I am a first year doctoral student on an AHRC scholarship. I began my theological studies with a BA (Hons) in Theology at Heythrop College, University of London, where, graduating with high First Class Honours, I was awarded the Marcus Ward Prize for Excellence in New Testament Studies. I then came to Cambridge to undertake an M.Phil in New Testament and Early Christianity, under the supervision of Professor Judith M. Lieu, for which I received the Isaac Newton Boak Award, and passed with Distinction. In my doctoral thesis, I am exploring the category of 'myth'as a socio-anthropological conceptand its relation to New Testament exegesis, in particular, the Pauline epistles. I am tracing the historical reception of myth in Pauline studies, as well as mapping and consolidating the history of research pertaining to the status and function of μῦθος/myth outside of NT studies, with a view to 'rethinking' myth as an analytically helpful socio-anthropological field in Pauline studies—exploring the extent to which myth as a heuristic hermeneutical category may serve lucidly to locate the literary and intellectual activity of Paul in his extant epistolary legacy. I am particularly interested in the foundational and paradigmatic quality many scholars have attributed to mythic narratives, as 'lived' stories, in conjunction with Paul's understanding of himself and the communities to which he writes as those who in some way 'participate' in the death and resurrection of Jesus.

Department: Faculty of Divinity
​Supervisor: Dr James Nicholas Carleton Paget
College: Clare Hall
AHRC Subject Area: Theology, Divinity and Religion

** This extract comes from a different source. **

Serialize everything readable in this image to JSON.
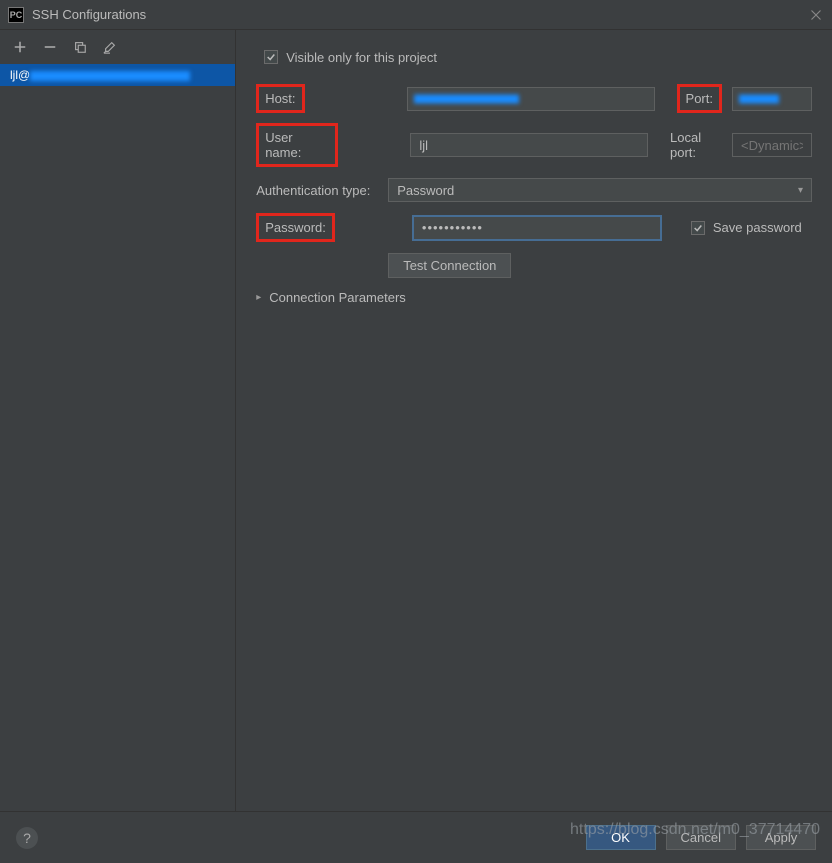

​Title of Thesis: "Co-Crucified with Christ": Rethinking Myth as a Hermeneutical Tool in Pauline Studies
 Luke A. Hase